## Exercise prompt
Retype each record below word for word. Leave the pictures out.

-- Data for review follows --

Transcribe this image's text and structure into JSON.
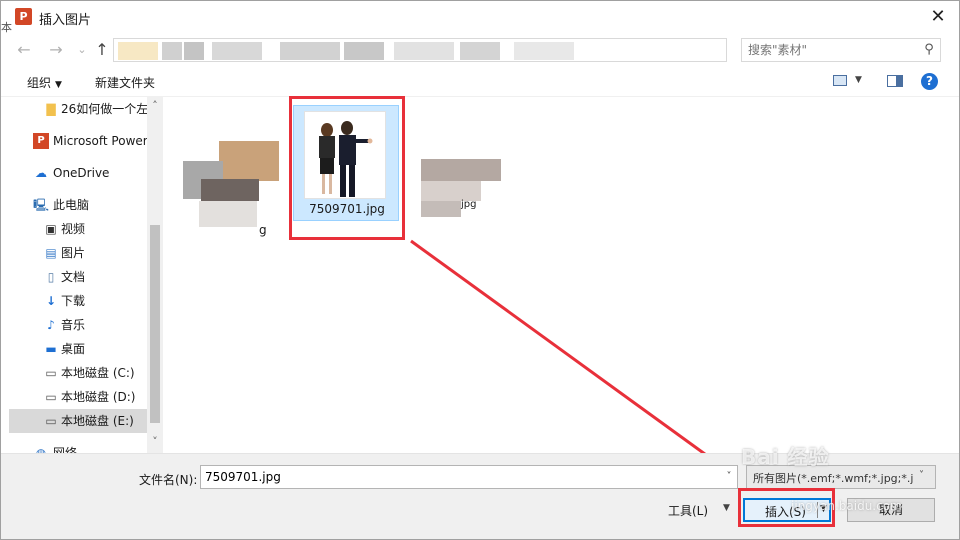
{
  "window": {
    "app_icon": "P",
    "title": "插入图片",
    "close": "✕",
    "edge_char": "本"
  },
  "address_bar": {
    "back_icon": "←",
    "forward_icon": "→",
    "recent_icon": "⌄",
    "up_icon": "↑",
    "dropdown_icon": "⌄",
    "refresh_icon": "↻",
    "search_placeholder": "搜索\"素材\"",
    "search_icon": "⚲"
  },
  "toolbar": {
    "organize": "组织",
    "new_folder": "新建文件夹",
    "help": "?"
  },
  "nav_pane": {
    "items": [
      {
        "label": "26如何做一个左",
        "icon": "folder"
      },
      {
        "label": "Microsoft Power",
        "icon": "powerpoint"
      },
      {
        "label": "OneDrive",
        "icon": "cloud"
      },
      {
        "label": "此电脑",
        "icon": "computer"
      },
      {
        "label": "视频",
        "icon": "video"
      },
      {
        "label": "图片",
        "icon": "pictures"
      },
      {
        "label": "文档",
        "icon": "documents"
      },
      {
        "label": "下载",
        "icon": "download"
      },
      {
        "label": "音乐",
        "icon": "music"
      },
      {
        "label": "桌面",
        "icon": "desktop"
      },
      {
        "label": "本地磁盘 (C:)",
        "icon": "drive"
      },
      {
        "label": "本地磁盘 (D:)",
        "icon": "drive"
      },
      {
        "label": "本地磁盘 (E:)",
        "icon": "drive"
      },
      {
        "label": "网络",
        "icon": "network"
      }
    ],
    "scroll_up": "˄",
    "scroll_down": "˅"
  },
  "files": {
    "left_name": "g",
    "selected_name": "7509701.jpg",
    "right_name": "jpg"
  },
  "bottom": {
    "filename_label": "文件名(N):",
    "filename_value": "7509701.jpg",
    "filetype": "所有图片(*.emf;*.wmf;*.jpg;*.j",
    "tools": "工具(L)",
    "insert": "插入(S)",
    "cancel": "取消"
  },
  "watermark": {
    "main": "Bai 经验",
    "sub": "jingyan.baidu.com"
  },
  "colors": {
    "accent": "#0078d7",
    "annotation_red": "#e8303a",
    "selection": "#cce8ff"
  }
}
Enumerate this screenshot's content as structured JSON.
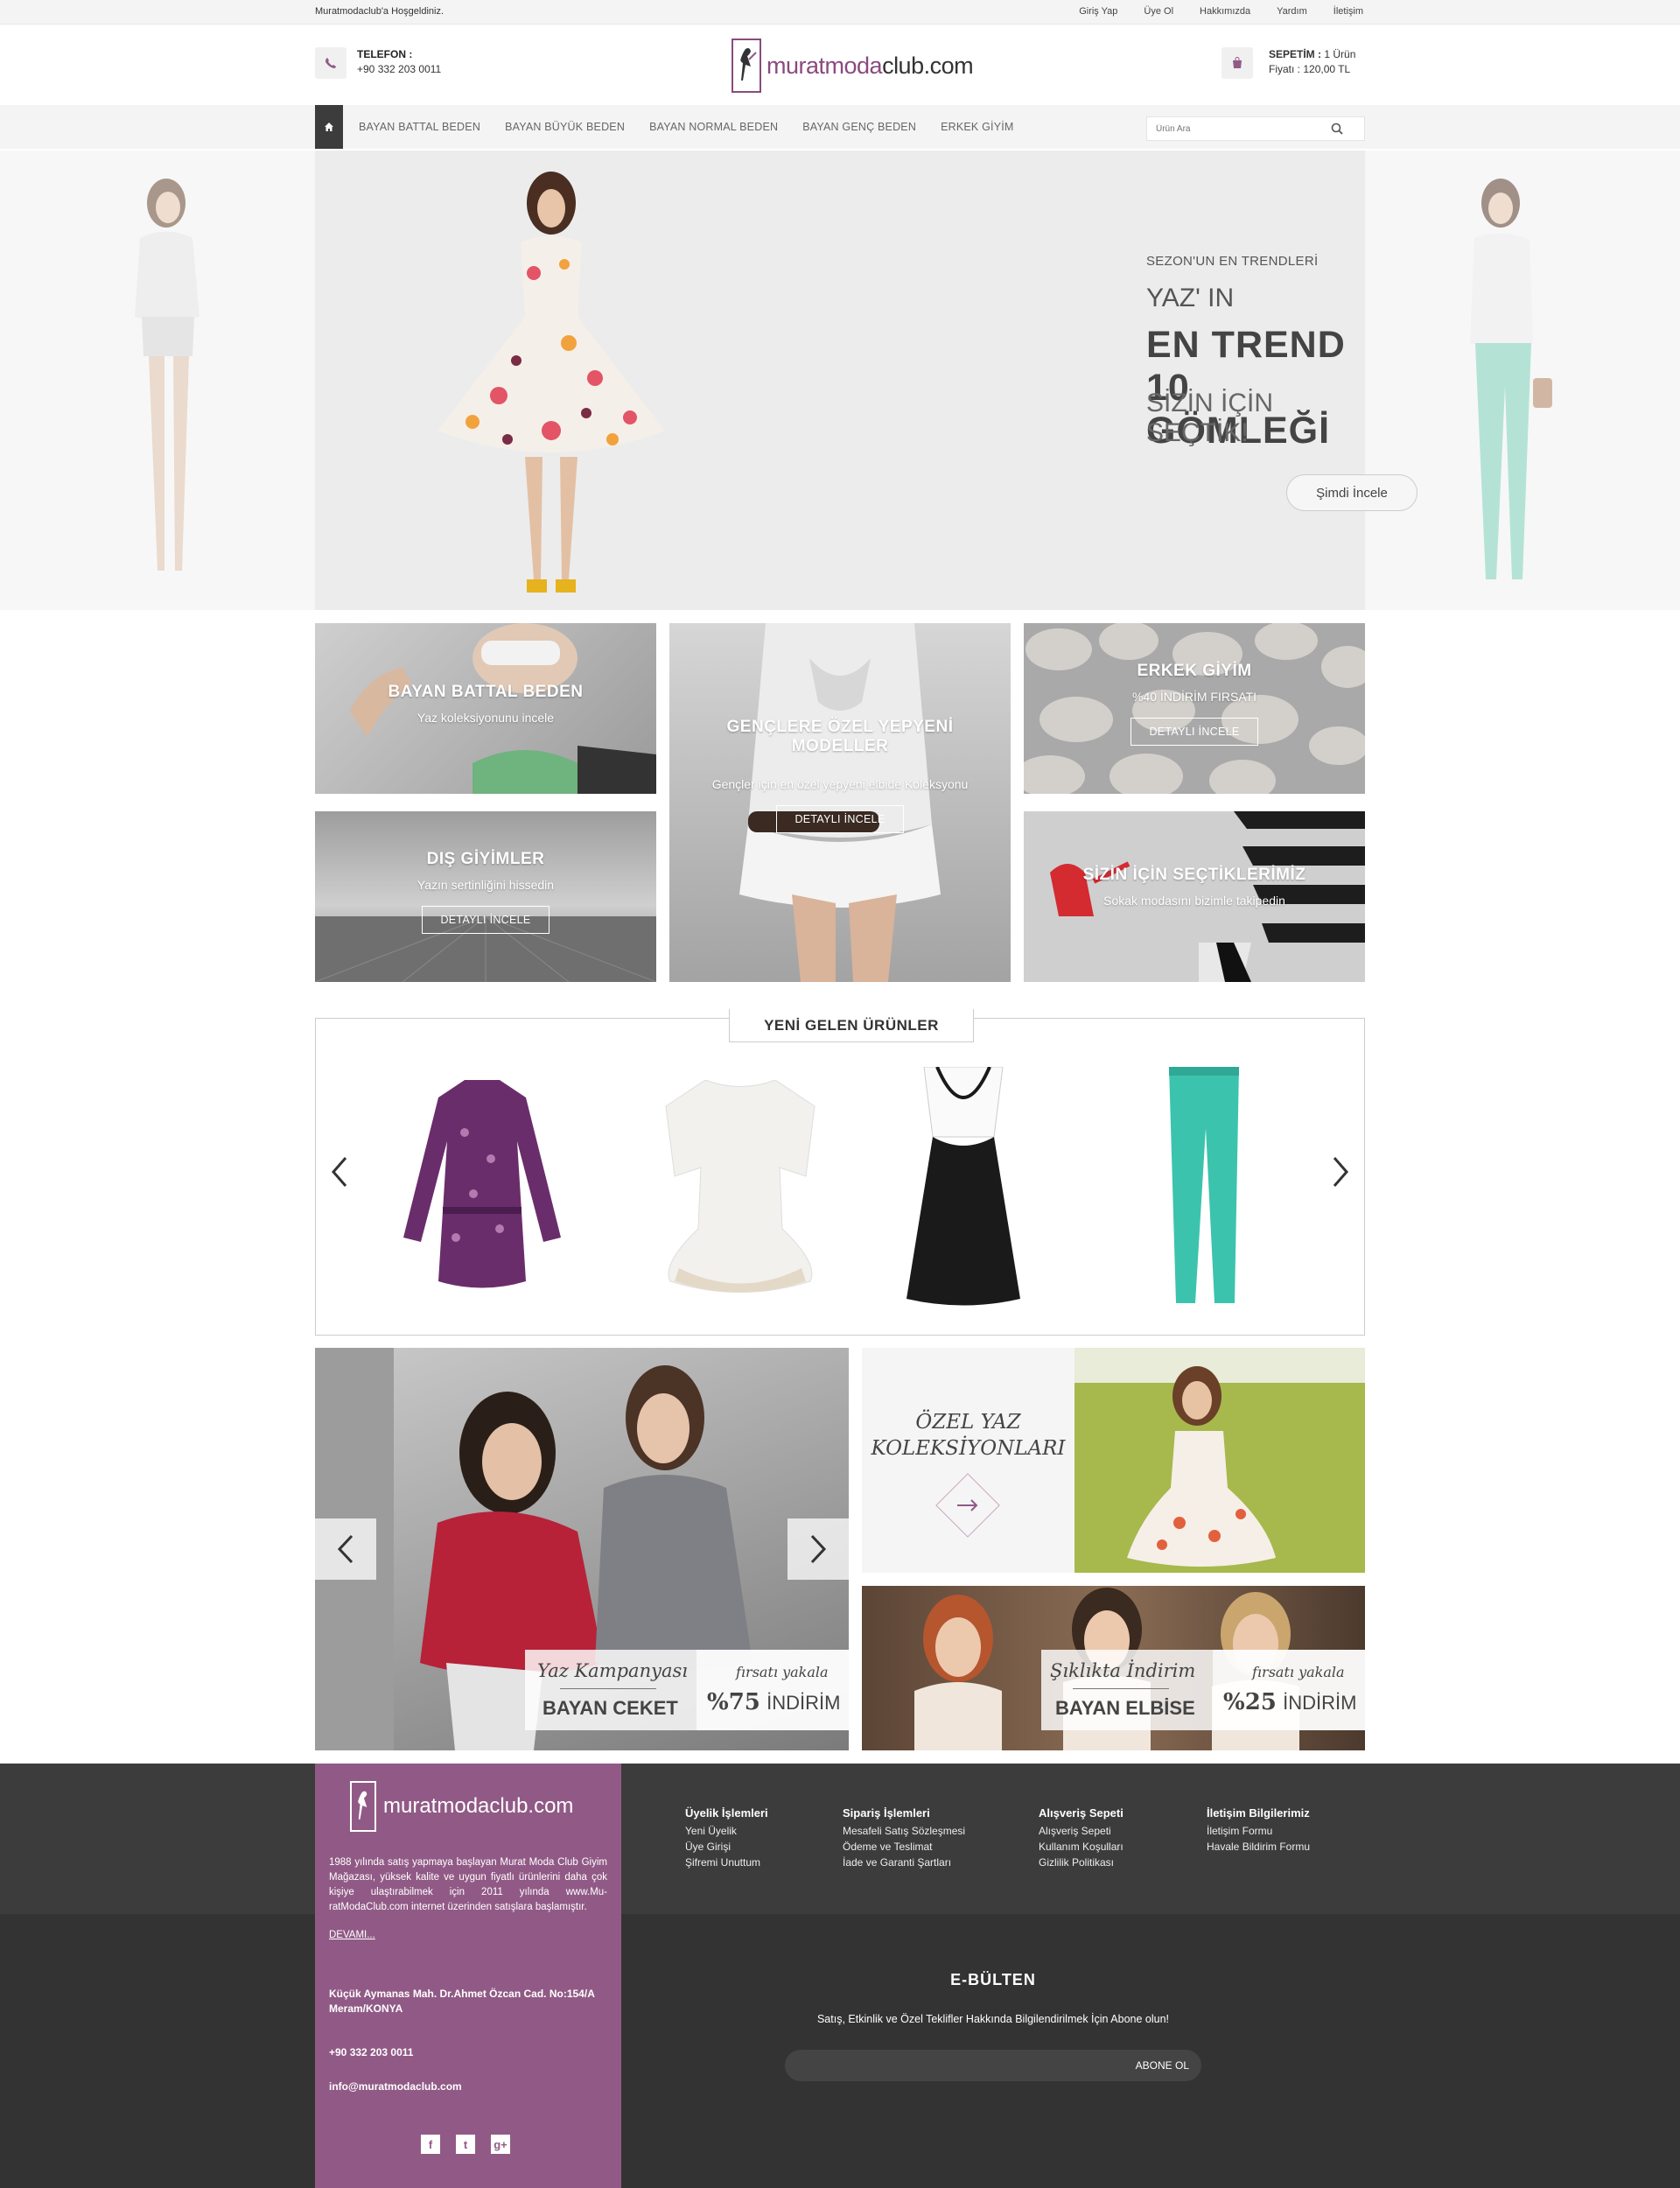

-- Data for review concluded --

## Answer to this problem
Transcribe this image's text and structure into JSON.
{
  "window": {
    "app_icon": "P",
    "title": "插入图片",
    "close": "✕",
    "edge_char": "本"
  },
  "address_bar": {
    "back_icon": "←",
    "forward_icon": "→",
    "recent_icon": "⌄",
    "up_icon": "↑",
    "dropdown_icon": "⌄",
    "refresh_icon": "↻",
    "search_placeholder": "搜索\"素材\"",
    "search_icon": "⚲"
  },
  "toolbar": {
    "organize": "组织",
    "new_folder": "新建文件夹",
    "help": "?"
  },
  "nav_pane": {
    "items": [
      {
        "label": "26如何做一个左",
        "icon": "folder"
      },
      {
        "label": "Microsoft Power",
        "icon": "powerpoint"
      },
      {
        "label": "OneDrive",
        "icon": "cloud"
      },
      {
        "label": "此电脑",
        "icon": "computer"
      },
      {
        "label": "视频",
        "icon": "video"
      },
      {
        "label": "图片",
        "icon": "pictures"
      },
      {
        "label": "文档",
        "icon": "documents"
      },
      {
        "label": "下载",
        "icon": "download"
      },
      {
        "label": "音乐",
        "icon": "music"
      },
      {
        "label": "桌面",
        "icon": "desktop"
      },
      {
        "label": "本地磁盘 (C:)",
        "icon": "drive"
      },
      {
        "label": "本地磁盘 (D:)",
        "icon": "drive"
      },
      {
        "label": "本地磁盘 (E:)",
        "icon": "drive"
      },
      {
        "label": "网络",
        "icon": "network"
      }
    ],
    "scroll_up": "˄",
    "scroll_down": "˅"
  },
  "files": {
    "left_name": "g",
    "selected_name": "7509701.jpg",
    "right_name": "jpg"
  },
  "bottom": {
    "filename_label": "文件名(N):",
    "filename_value": "7509701.jpg",
    "filetype": "所有图片(*.emf;*.wmf;*.jpg;*.j",
    "tools": "工具(L)",
    "insert": "插入(S)",
    "cancel": "取消"
  },
  "watermark": {
    "main": "Bai 经验",
    "sub": "jingyan.baidu.com"
  },
  "colors": {
    "accent": "#0078d7",
    "annotation_red": "#e8303a",
    "selection": "#cce8ff"
  }
}
Enumerate this screenshot's content as structured JSON.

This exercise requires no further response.